Fellow members of the New Light Congregation say Wax was a pillar of the congregation, filling many roles there. Friend Myron Snider says Wax was a retired accountant who was unfailingly generous.
Wax was in his late 80s.
Authorities say gunman Robert Bowers made statements about genocide and killing Jewish people. Bowers is being treated for gunshot wounds and is due in court Monday.
Authorities have released the names of the 11 people killed by a gunman during worship services in a Pittsburgh synagogue.
Officials said at a news conference Sunday that the victims ranged in age from 54 to 97 and included brothers and a husband and wife.
Authorities say gunman Robert Bowers made statements about genocide and killing Jewish people. Officials previously said three women and eight men were killed.

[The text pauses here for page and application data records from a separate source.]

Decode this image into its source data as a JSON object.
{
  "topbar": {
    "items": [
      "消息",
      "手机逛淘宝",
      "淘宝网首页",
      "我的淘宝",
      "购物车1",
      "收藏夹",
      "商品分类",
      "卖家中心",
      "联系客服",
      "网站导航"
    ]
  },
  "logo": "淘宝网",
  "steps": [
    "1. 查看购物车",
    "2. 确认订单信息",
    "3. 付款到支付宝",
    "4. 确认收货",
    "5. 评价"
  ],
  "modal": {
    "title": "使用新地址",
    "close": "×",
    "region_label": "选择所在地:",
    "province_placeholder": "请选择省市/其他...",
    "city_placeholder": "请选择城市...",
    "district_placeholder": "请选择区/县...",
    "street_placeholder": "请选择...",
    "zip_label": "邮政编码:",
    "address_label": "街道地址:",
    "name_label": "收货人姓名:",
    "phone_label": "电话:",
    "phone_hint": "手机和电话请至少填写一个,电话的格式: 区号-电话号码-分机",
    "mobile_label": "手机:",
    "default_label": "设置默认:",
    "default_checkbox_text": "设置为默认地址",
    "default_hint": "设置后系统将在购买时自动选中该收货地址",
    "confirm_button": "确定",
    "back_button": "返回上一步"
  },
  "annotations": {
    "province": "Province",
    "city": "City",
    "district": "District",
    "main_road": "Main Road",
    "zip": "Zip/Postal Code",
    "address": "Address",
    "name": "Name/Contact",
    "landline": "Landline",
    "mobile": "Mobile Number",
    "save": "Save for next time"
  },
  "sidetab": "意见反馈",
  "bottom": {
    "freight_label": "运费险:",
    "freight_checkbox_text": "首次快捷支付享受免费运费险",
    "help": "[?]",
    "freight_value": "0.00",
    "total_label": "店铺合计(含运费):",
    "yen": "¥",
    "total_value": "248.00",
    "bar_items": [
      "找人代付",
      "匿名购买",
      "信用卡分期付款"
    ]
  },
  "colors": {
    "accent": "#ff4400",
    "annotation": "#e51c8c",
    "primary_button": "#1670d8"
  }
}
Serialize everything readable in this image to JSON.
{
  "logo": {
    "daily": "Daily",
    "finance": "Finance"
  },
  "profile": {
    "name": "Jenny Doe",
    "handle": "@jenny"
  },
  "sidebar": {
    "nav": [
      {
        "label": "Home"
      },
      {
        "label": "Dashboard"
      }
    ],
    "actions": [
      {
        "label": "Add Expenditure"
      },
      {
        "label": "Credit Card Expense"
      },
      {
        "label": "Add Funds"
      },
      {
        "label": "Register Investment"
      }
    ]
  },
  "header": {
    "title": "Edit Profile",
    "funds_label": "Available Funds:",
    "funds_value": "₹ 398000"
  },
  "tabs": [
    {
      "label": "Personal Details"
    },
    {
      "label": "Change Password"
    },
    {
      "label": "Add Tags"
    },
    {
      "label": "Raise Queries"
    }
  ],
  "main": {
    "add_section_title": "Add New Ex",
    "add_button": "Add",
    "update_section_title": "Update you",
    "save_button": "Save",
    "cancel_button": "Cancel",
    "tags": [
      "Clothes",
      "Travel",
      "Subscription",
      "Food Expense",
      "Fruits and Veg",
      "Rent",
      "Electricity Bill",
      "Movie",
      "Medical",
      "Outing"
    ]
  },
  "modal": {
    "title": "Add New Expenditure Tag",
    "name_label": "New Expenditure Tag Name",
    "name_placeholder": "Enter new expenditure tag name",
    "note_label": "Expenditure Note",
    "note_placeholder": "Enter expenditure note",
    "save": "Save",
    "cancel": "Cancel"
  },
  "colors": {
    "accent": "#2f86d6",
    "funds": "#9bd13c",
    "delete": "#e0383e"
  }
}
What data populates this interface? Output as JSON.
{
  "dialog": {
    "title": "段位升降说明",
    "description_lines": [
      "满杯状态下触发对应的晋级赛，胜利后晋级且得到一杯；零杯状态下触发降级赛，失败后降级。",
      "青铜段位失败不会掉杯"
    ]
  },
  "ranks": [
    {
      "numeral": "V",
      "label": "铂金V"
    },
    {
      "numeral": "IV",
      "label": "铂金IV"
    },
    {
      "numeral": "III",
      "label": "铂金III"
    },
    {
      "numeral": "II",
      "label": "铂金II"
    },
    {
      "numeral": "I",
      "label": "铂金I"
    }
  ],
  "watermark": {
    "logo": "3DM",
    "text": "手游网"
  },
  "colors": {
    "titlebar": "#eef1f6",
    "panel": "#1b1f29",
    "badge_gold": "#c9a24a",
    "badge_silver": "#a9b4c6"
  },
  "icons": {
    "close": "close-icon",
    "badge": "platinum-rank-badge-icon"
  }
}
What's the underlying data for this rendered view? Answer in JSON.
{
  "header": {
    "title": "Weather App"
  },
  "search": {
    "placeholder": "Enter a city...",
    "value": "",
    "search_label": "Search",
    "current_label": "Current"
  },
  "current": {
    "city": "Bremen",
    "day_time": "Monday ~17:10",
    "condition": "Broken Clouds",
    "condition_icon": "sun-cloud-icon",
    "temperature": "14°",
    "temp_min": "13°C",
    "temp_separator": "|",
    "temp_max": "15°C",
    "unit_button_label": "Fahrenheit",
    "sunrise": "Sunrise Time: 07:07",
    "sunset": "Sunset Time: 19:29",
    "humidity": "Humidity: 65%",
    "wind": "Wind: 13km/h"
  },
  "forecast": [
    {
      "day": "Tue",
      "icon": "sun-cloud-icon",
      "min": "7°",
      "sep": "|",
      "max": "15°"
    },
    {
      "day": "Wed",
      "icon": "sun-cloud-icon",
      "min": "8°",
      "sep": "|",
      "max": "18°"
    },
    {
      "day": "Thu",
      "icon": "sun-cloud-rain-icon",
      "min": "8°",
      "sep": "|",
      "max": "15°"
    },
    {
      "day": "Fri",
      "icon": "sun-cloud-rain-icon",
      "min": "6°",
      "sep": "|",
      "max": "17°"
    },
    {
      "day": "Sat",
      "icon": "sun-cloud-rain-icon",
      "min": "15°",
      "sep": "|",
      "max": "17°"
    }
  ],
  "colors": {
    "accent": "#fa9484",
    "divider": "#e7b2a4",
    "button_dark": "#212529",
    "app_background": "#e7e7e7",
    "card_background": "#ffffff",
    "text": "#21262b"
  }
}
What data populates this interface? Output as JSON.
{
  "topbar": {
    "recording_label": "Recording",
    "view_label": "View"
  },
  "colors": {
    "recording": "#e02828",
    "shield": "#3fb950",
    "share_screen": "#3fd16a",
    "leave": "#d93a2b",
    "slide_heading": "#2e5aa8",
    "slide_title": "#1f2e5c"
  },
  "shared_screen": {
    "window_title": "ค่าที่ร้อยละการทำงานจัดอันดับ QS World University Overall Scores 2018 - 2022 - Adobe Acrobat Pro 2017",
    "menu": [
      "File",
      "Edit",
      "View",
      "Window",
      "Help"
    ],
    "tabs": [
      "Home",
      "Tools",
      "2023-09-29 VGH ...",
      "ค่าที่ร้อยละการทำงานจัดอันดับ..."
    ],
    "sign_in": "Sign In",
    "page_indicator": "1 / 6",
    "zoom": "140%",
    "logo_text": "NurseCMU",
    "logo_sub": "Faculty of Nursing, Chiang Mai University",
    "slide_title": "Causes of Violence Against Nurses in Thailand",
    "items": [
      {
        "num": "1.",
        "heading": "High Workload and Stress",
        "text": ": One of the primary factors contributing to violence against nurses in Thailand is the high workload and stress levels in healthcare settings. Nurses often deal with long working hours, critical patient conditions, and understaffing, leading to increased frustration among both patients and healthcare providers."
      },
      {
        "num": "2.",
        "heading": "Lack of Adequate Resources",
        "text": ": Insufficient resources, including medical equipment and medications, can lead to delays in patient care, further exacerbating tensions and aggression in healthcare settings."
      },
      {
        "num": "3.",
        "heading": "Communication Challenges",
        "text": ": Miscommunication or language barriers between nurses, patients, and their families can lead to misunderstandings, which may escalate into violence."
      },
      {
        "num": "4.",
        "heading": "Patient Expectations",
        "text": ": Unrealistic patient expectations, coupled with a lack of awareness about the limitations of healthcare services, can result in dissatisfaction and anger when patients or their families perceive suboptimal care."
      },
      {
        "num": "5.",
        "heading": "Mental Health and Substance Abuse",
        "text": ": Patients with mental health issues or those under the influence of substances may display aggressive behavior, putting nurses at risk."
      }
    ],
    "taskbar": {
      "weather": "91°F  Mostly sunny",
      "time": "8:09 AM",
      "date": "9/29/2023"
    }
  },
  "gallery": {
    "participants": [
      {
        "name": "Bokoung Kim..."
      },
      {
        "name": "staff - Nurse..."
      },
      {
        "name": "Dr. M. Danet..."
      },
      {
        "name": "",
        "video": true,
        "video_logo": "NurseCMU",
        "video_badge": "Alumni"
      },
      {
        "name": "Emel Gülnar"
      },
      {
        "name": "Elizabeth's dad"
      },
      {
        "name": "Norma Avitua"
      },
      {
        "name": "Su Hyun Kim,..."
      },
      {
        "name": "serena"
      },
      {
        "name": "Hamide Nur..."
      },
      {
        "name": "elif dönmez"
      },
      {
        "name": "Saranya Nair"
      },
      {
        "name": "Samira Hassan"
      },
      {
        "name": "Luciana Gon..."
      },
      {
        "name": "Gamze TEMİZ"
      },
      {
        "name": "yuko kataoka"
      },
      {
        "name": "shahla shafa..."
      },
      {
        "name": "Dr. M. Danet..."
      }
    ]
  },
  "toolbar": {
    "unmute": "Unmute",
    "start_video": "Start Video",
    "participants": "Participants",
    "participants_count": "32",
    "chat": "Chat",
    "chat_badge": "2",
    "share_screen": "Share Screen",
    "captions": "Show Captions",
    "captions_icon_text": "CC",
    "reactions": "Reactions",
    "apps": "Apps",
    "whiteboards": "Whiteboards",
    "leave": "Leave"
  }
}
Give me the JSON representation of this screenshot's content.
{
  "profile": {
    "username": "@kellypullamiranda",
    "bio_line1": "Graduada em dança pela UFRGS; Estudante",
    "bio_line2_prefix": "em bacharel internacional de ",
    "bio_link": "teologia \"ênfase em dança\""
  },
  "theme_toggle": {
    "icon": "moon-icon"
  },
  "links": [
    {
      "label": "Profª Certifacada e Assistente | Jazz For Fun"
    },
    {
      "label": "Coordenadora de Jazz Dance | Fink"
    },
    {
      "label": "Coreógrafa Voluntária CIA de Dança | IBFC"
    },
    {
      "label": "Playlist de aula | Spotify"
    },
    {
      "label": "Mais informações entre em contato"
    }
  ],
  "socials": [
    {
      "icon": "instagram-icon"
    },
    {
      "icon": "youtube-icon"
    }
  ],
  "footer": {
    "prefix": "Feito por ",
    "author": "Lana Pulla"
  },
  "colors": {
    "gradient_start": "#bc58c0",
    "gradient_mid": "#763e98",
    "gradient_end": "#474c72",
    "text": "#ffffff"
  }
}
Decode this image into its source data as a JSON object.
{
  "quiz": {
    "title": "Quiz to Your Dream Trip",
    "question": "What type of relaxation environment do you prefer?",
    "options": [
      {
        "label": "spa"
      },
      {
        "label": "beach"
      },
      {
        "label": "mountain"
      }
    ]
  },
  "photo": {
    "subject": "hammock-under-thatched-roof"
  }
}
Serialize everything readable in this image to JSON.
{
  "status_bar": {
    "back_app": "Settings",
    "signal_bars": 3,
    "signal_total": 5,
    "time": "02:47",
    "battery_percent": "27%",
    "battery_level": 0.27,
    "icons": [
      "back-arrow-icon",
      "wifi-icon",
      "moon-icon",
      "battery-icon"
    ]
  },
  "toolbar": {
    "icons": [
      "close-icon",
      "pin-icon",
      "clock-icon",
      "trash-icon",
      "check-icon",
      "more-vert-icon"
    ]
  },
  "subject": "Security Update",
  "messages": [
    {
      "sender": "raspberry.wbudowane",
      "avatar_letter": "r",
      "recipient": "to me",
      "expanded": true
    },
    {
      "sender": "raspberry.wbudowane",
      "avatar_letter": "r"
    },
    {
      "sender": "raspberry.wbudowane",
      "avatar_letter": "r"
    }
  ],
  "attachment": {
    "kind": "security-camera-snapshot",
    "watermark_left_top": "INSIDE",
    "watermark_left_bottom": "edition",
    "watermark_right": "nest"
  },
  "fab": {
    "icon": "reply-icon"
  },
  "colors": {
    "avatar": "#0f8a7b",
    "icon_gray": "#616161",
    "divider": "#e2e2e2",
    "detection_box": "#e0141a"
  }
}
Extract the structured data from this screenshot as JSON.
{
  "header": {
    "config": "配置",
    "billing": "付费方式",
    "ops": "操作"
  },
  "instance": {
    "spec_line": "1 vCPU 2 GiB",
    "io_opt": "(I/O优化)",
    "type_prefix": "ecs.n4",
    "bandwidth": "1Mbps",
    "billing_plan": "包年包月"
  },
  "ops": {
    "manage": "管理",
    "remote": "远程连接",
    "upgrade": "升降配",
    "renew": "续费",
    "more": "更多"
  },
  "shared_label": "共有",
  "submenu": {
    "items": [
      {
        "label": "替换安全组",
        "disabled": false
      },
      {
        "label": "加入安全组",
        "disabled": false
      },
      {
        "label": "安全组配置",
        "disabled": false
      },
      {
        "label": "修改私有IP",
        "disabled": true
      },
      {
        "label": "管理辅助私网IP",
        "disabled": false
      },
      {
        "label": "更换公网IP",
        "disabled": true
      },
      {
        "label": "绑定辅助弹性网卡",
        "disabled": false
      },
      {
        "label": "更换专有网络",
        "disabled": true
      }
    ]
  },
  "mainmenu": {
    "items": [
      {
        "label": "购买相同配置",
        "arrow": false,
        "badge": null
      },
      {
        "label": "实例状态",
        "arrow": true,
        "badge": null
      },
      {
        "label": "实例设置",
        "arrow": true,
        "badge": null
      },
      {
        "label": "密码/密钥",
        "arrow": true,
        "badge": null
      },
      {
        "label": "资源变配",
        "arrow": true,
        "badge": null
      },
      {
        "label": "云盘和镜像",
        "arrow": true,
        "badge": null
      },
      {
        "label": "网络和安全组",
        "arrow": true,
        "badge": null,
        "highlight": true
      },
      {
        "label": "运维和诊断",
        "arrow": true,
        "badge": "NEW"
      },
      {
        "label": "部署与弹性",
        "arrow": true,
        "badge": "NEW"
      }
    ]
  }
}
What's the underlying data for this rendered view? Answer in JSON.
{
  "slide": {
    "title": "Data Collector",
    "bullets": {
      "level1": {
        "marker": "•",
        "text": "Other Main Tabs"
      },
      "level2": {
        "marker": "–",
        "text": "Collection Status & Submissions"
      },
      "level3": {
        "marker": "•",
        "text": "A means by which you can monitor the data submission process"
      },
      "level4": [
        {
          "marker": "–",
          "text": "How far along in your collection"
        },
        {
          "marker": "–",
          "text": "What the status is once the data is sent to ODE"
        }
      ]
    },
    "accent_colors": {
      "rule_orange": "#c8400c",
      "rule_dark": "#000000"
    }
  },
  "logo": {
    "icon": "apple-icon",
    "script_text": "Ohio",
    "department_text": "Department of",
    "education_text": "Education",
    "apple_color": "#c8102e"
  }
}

Bowers has been arrested and is being treated for gunshot wounds at a hospital.
The U.S. attorney's office has charged Bowers with 29 federal counts. Bowers is scheduled to make his first court appearance Monday. State authorities have also leveled charges.
German leaders are mourning the victims of the Pittsburgh synagogue shooting and stressing the need to push back against anti-Semitism.
Chancellor Angela Merkel's spokesman quoted Merkel on Twitter as offering her condolences and saying that "all of us must confront anti-Semitism with determination — everywhere."
President Frank-Walter Steinmeier voiced his dismay at the attack, which left 11 dead, in a condolence message to U.S. President Donald Trump.
Steinmeier wrote that "this abhorrent crime reminds us all to do what is in our power to advocate against hatred and violence, against anti-Semitism and exclusion, and to counter with determination those who incite them."
Pope Francis is grieving with Pittsburgh's Jewish community following the massacre at a synagogue, denouncing the "inhuman act of violence" and praying for an end to the "flames of hatred" that fueled it.
Francis led prayers for Pittsburgh on Sunday in St. Peter's Square, a day after a gunman who had expressed hatred of Jews opened fire in the synagogue during Sabbath services, killing 11 people.
Francis prayed for the dead, injured and their families and said: "In reality, all of us are wounded by this inhuman act of violence." He prayed for God "to help us to extinguish the flames of hatred that develop in our societies, reinforcing the sense of humanity, respect for life and civil and moral values."
Francis has frequently spoken out against religiously inspired violence and has denounced the easy availability of guns thanks to weapons manufacturers, whom he has called "merchants of death."
Police say the suspect in the deadly mass shooting at a Pittsburgh synagogue told officers that Jews were committing genocide and that he wanted them all to die.
Pittsburgh police said in an arrest affidavit made public early Sunday that Robert Gregory Bowers killed eight men and three women in the Tree of Life Synagogue before a tactical police team tracked him down and shot him.
A Pittsburgh police officer says in the warrant that Bowers was being treated for his injuries when he said Jews were "committing genocide to his people."
Bowers is charged with 11 counts of criminal homicide, six counts of aggravated assault and 13 counts of ethnic intimidation.
The police affidavit says calls began coming in to 911 just before 10 a.m. Saturday, reporting "they were being attacked."
A gunman who expressed hatred of Jews exploited a vulnerability common in so many houses of worship across the country — doors that are unlocked for worship — to target a Pittsburgh synagogue.
Officials say Robert Bowers was armed with a rifle and three handguns when he walked inside the Tree of Life synagogue during Sabbath services Saturday morning and opened fire, killing 11 people and wounding six in what is believed to be the deadliest attack on Jews in U.S. history.
Police swarmed the building and traded gunfire with the gunman, who was shot multiple times but survived.
Four police officers are among the wounded.
Bowers faces 29 federal counts, including weapons offenses and hate crimes.
Law enforcement officials plan to discuss the massacre at a news conference Sunday morning.